When CBD cannabinoids enter the body, they can bind to various ECS receptors and activate them to produce therapeutic effects, like lower anxiety or decreased inflammation. CBD can also affect the release of certain chemcials in the body’s ion channels, and enhance or block the binding of certain receptors to leave you feeling a certain way, like calmness, for longer. Dr. Grinspoon uses this analogy to sum it up: “It works sort of like a lock and key.

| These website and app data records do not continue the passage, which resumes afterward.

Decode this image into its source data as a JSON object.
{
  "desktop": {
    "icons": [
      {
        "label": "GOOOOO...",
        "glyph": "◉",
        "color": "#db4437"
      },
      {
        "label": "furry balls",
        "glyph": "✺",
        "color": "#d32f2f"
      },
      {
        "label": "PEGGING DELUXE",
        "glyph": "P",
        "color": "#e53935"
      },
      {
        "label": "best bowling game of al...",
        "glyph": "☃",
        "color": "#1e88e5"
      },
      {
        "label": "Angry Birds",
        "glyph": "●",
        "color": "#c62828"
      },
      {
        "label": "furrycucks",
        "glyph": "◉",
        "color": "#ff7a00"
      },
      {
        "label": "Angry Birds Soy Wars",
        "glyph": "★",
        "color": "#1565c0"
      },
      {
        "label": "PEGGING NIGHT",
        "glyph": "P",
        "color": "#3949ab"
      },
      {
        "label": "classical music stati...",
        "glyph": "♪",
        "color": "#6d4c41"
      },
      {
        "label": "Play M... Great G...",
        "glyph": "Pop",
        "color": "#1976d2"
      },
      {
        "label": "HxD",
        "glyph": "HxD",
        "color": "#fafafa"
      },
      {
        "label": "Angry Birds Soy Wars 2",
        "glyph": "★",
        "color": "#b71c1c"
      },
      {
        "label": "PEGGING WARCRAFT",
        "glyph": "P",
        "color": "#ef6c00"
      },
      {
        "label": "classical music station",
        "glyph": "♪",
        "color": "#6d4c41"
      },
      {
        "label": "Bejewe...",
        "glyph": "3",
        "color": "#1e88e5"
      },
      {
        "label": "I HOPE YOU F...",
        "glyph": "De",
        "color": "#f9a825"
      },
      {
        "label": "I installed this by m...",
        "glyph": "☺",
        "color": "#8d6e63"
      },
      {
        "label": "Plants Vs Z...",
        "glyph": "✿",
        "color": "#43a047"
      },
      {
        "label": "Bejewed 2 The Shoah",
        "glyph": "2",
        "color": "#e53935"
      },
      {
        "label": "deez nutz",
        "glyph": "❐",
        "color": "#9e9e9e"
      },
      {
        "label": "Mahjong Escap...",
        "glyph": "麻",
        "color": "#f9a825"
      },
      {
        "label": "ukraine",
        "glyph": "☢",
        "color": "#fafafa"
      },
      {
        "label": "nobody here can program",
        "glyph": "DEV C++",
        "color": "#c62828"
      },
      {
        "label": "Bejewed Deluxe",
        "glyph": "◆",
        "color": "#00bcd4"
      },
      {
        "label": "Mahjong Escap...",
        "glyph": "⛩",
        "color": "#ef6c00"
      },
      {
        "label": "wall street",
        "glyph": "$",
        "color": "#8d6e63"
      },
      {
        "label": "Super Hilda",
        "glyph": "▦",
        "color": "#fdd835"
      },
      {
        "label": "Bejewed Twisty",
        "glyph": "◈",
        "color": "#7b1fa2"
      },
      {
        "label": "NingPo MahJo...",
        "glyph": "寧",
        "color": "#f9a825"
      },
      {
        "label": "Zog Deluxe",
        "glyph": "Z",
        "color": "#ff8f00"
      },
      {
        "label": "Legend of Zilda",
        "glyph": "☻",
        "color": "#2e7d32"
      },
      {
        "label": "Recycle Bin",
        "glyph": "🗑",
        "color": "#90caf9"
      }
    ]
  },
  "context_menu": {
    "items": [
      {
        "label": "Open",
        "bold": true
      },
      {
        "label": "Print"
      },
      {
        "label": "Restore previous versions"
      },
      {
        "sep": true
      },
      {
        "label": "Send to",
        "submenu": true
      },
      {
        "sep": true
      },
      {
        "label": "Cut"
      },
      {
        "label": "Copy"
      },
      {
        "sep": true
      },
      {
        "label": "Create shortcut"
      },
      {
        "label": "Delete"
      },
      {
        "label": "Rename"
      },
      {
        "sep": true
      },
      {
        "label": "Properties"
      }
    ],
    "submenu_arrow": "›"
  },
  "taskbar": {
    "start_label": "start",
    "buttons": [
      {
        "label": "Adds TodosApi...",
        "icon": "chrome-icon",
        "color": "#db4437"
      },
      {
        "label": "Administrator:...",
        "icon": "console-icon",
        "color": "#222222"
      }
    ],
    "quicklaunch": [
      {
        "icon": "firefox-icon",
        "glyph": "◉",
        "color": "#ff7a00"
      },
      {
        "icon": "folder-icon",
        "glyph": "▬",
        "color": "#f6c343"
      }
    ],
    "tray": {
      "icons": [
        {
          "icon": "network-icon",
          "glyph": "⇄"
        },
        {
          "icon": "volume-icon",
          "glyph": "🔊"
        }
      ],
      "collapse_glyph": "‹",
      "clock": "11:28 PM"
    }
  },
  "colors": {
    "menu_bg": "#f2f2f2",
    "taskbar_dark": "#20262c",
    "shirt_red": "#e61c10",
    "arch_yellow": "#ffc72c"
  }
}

When you put the key (CBD) in the lock (receptors in body), it can unlock various chemical effects.” 


For many, using CBD in various forms can help with a myriad of ailments including aches, pains, skin issues, and digestion. “In terms of its thereupeutic potential, CBD has not only been found to help with depression, anxiety, and epilepsy, but soon we could even be adding metabolic disorders, like diabetes to the list,” Martin Lee, author of “Smoke Signals: A Social History of Marijuana—Medical, Recreational, and Scientific”, and co-founder and director of Project CBD tells us. 

However, keep in mind that people’s reactions to CBD will vary depending on the purpose for usage and the products used. Claudia Mata, co-founder of the CBD product care line Vertly tells us, “CBD is an adaptive molecule that will respond to everybody’s body differently.”

As for whether you can get addicted to CBD, according to the World Health Organization’s report, “CBD exhibits no effects indicative of any abuse or dependence potential.”


Some users may find they are simply more sensitive to CBD and experience minor side effects, like nausea or fatigue, as a result. But the biggest risk currently is that because CBD is being heavily marketed as a supplement (these are not regulated by the Food and Drug Administration), it can be tricky to know what exactly is in every CBD product.

“Some studies have already shown that some CBD products say they have certain levels of CBD, but actually have more, less, or none at all,” says Dr. Grinspoon. And while there’s still much research to be done on the full effects and risks of CBD usage, Dr. Grinspoon notes a more likely scenario right now is that you simply don’t feel any effects.